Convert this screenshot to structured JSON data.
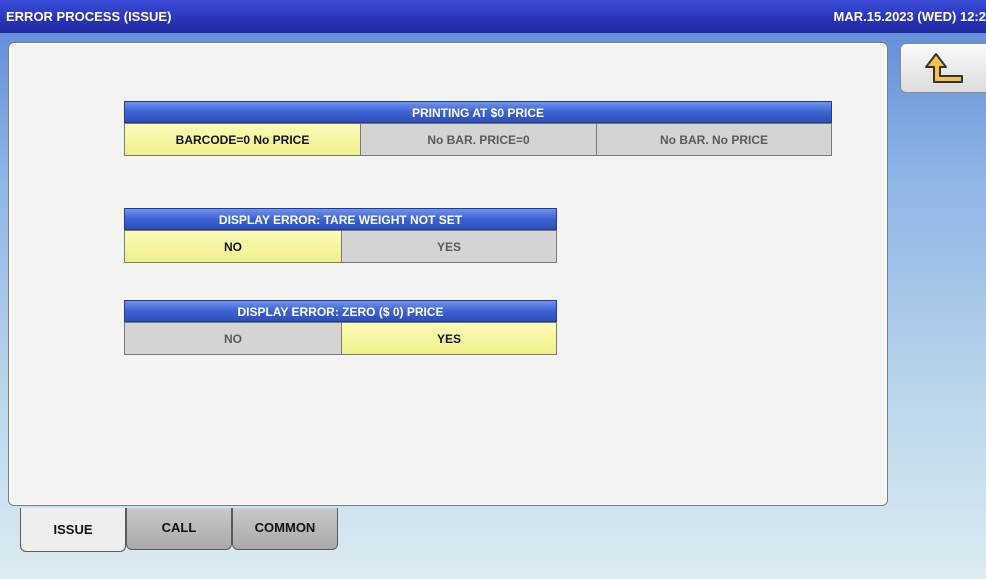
{
  "header": {
    "title": "ERROR PROCESS (ISSUE)",
    "datetime": "MAR.15.2023 (WED)  12:2"
  },
  "back_button": {
    "icon": "return-arrow-icon"
  },
  "groups": [
    {
      "title": "PRINTING AT $0 PRICE",
      "options": [
        "BARCODE=0 No PRICE",
        "No BAR. PRICE=0",
        "No BAR. No PRICE"
      ],
      "selected": "BARCODE=0 No PRICE"
    },
    {
      "title": "DISPLAY ERROR: TARE WEIGHT NOT SET",
      "options": [
        "NO",
        "YES"
      ],
      "selected": "NO"
    },
    {
      "title": "DISPLAY ERROR: ZERO ($ 0) PRICE",
      "options": [
        "NO",
        "YES"
      ],
      "selected": "YES"
    }
  ],
  "tabs": [
    {
      "label": "ISSUE",
      "active": true
    },
    {
      "label": "CALL",
      "active": false
    },
    {
      "label": "COMMON",
      "active": false
    }
  ],
  "colors": {
    "selected": "#f4f49a",
    "unselected": "#d4d4d4",
    "header_blue": "#3e63d2",
    "titlebar": "#2a32b8"
  }
}
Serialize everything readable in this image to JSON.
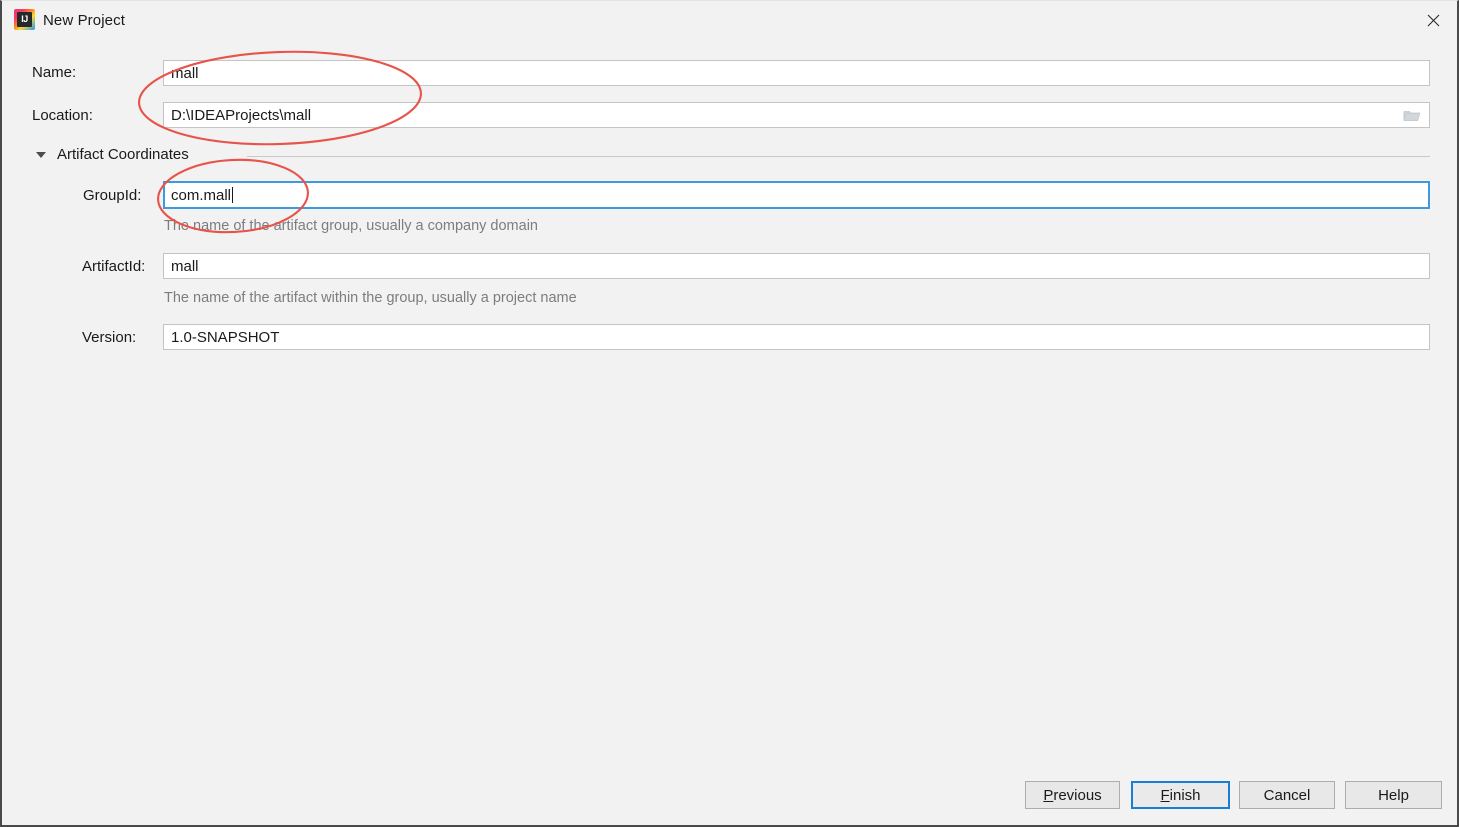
{
  "window": {
    "title": "New Project",
    "app_icon": "intellij-idea-icon",
    "icon_text": "IJ",
    "close_icon": "close-icon"
  },
  "form": {
    "name": {
      "label": "Name:",
      "value": "mall",
      "placeholder": ""
    },
    "location": {
      "label": "Location:",
      "value": "D:\\IDEAProjects\\mall",
      "placeholder": "",
      "browse_icon": "folder-icon"
    },
    "section": {
      "label": "Artifact Coordinates",
      "expanded": true,
      "triangle_icon": "chevron-down-icon"
    },
    "group_id": {
      "label": "GroupId:",
      "value": "com.mall",
      "placeholder": "",
      "hint": "The name of the artifact group, usually a company domain",
      "focused": true
    },
    "artifact_id": {
      "label": "ArtifactId:",
      "value": "mall",
      "placeholder": "",
      "hint": "The name of the artifact within the group, usually a project name"
    },
    "version": {
      "label": "Version:",
      "value": "1.0-SNAPSHOT",
      "placeholder": ""
    }
  },
  "buttons": {
    "previous": {
      "label": "Previous",
      "mnemonic": "P",
      "rest": "revious"
    },
    "finish": {
      "label": "Finish",
      "mnemonic": "F",
      "rest": "inish",
      "is_default": true
    },
    "cancel": {
      "label": "Cancel"
    },
    "help": {
      "label": "Help"
    }
  },
  "annotations": {
    "color": "#e8534a",
    "shapes": [
      {
        "name": "ellipse-name-location"
      },
      {
        "name": "ellipse-groupid"
      }
    ]
  },
  "colors": {
    "dialog_background": "#f2f2f2",
    "field_background": "#ffffff",
    "field_border": "#c4c4c4",
    "focus_blue": "#3d9ae0",
    "default_button_blue": "#1a7fd4",
    "hint_text": "#7d7d7d",
    "text": "#1a1a1a",
    "annotation_red": "#e8534a"
  }
}
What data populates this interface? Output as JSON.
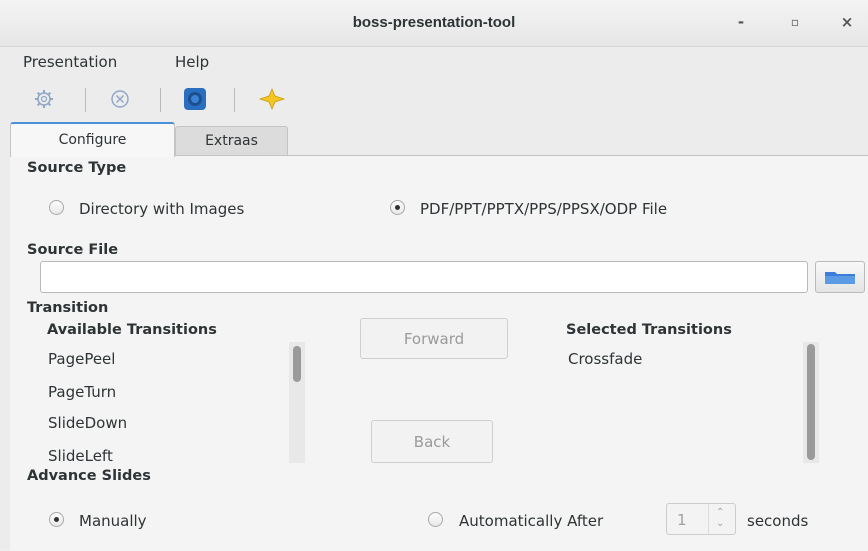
{
  "window": {
    "title": "boss-presentation-tool",
    "minimize": "-",
    "maximize": "▫",
    "close": "×"
  },
  "menubar": [
    "Presentation",
    "Help"
  ],
  "toolbar": {
    "icons": [
      "gear-icon",
      "cancel-circle-icon",
      "help-icon",
      "star-icon"
    ]
  },
  "tabs": [
    "Configure",
    "Extraas"
  ],
  "source_type": {
    "heading": "Source Type",
    "options": [
      "Directory with Images",
      "PDF/PPT/PPTX/PPS/PPSX/ODP File"
    ],
    "selected": "PDF/PPT/PPTX/PPS/PPSX/ODP File"
  },
  "source_file": {
    "heading": "Source File",
    "value": ""
  },
  "transition": {
    "heading": "Transition",
    "available_heading": "Available Transitions",
    "available": [
      "PagePeel",
      "PageTurn",
      "SlideDown",
      "SlideLeft"
    ],
    "selected_heading": "Selected Transitions",
    "selected": [
      "Crossfade"
    ],
    "forward_label": "Forward",
    "back_label": "Back"
  },
  "advance": {
    "heading": "Advance Slides",
    "manual_label": "Manually",
    "auto_label": "Automatically After",
    "selected": "Manually",
    "seconds_value": "1",
    "seconds_label": "seconds"
  },
  "colors": {
    "accent": "#4a90d9",
    "help_icon": "#2a6fbf",
    "star_icon": "#f3c623",
    "folder_icon": "#3b7dd8"
  }
}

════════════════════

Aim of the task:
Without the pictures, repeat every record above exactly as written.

Your solution:
Convert this screenshot to structured JSON data.
{
  "header": {
    "title": "ERROR PROCESS (ISSUE)",
    "datetime": "MAR.15.2023 (WED)  12:2"
  },
  "back_button": {
    "icon": "return-arrow-icon"
  },
  "groups": [
    {
      "title": "PRINTING AT $0 PRICE",
      "options": [
        "BARCODE=0 No PRICE",
        "No BAR. PRICE=0",
        "No BAR. No PRICE"
      ],
      "selected": "BARCODE=0 No PRICE"
    },
    {
      "title": "DISPLAY ERROR: TARE WEIGHT NOT SET",
      "options": [
        "NO",
        "YES"
      ],
      "selected": "NO"
    },
    {
      "title": "DISPLAY ERROR: ZERO ($ 0) PRICE",
      "options": [
        "NO",
        "YES"
      ],
      "selected": "YES"
    }
  ],
  "tabs": [
    {
      "label": "ISSUE",
      "active": true
    },
    {
      "label": "CALL",
      "active": false
    },
    {
      "label": "COMMON",
      "active": false
    }
  ],
  "colors": {
    "selected": "#f4f49a",
    "unselected": "#d4d4d4",
    "header_blue": "#3e63d2",
    "titlebar": "#2a32b8"
  }
}
Serialize everything readable in this image to JSON.
{
  "window": {
    "title": "New Project",
    "app_icon": "intellij-idea-icon",
    "icon_text": "IJ",
    "close_icon": "close-icon"
  },
  "form": {
    "name": {
      "label": "Name:",
      "value": "mall",
      "placeholder": ""
    },
    "location": {
      "label": "Location:",
      "value": "D:\\IDEAProjects\\mall",
      "placeholder": "",
      "browse_icon": "folder-icon"
    },
    "section": {
      "label": "Artifact Coordinates",
      "expanded": true,
      "triangle_icon": "chevron-down-icon"
    },
    "group_id": {
      "label": "GroupId:",
      "value": "com.mall",
      "placeholder": "",
      "hint": "The name of the artifact group, usually a company domain",
      "focused": true
    },
    "artifact_id": {
      "label": "ArtifactId:",
      "value": "mall",
      "placeholder": "",
      "hint": "The name of the artifact within the group, usually a project name"
    },
    "version": {
      "label": "Version:",
      "value": "1.0-SNAPSHOT",
      "placeholder": ""
    }
  },
  "buttons": {
    "previous": {
      "label": "Previous",
      "mnemonic": "P",
      "rest": "revious"
    },
    "finish": {
      "label": "Finish",
      "mnemonic": "F",
      "rest": "inish",
      "is_default": true
    },
    "cancel": {
      "label": "Cancel"
    },
    "help": {
      "label": "Help"
    }
  },
  "annotations": {
    "color": "#e8534a",
    "shapes": [
      {
        "name": "ellipse-name-location"
      },
      {
        "name": "ellipse-groupid"
      }
    ]
  },
  "colors": {
    "dialog_background": "#f2f2f2",
    "field_background": "#ffffff",
    "field_border": "#c4c4c4",
    "focus_blue": "#3d9ae0",
    "default_button_blue": "#1a7fd4",
    "hint_text": "#7d7d7d",
    "text": "#1a1a1a",
    "annotation_red": "#e8534a"
  }
}
What data populates this interface? Output as JSON.
{
  "window": {
    "title": "boss-presentation-tool",
    "minimize": "-",
    "maximize": "▫",
    "close": "×"
  },
  "menubar": [
    "Presentation",
    "Help"
  ],
  "toolbar": {
    "icons": [
      "gear-icon",
      "cancel-circle-icon",
      "help-icon",
      "star-icon"
    ]
  },
  "tabs": [
    "Configure",
    "Extraas"
  ],
  "source_type": {
    "heading": "Source Type",
    "options": [
      "Directory with Images",
      "PDF/PPT/PPTX/PPS/PPSX/ODP File"
    ],
    "selected": "PDF/PPT/PPTX/PPS/PPSX/ODP File"
  },
  "source_file": {
    "heading": "Source File",
    "value": ""
  },
  "transition": {
    "heading": "Transition",
    "available_heading": "Available Transitions",
    "available": [
      "PagePeel",
      "PageTurn",
      "SlideDown",
      "SlideLeft"
    ],
    "selected_heading": "Selected Transitions",
    "selected": [
      "Crossfade"
    ],
    "forward_label": "Forward",
    "back_label": "Back"
  },
  "advance": {
    "heading": "Advance Slides",
    "manual_label": "Manually",
    "auto_label": "Automatically After",
    "selected": "Manually",
    "seconds_value": "1",
    "seconds_label": "seconds"
  },
  "colors": {
    "accent": "#4a90d9",
    "help_icon": "#2a6fbf",
    "star_icon": "#f3c623",
    "folder_icon": "#3b7dd8"
  }
}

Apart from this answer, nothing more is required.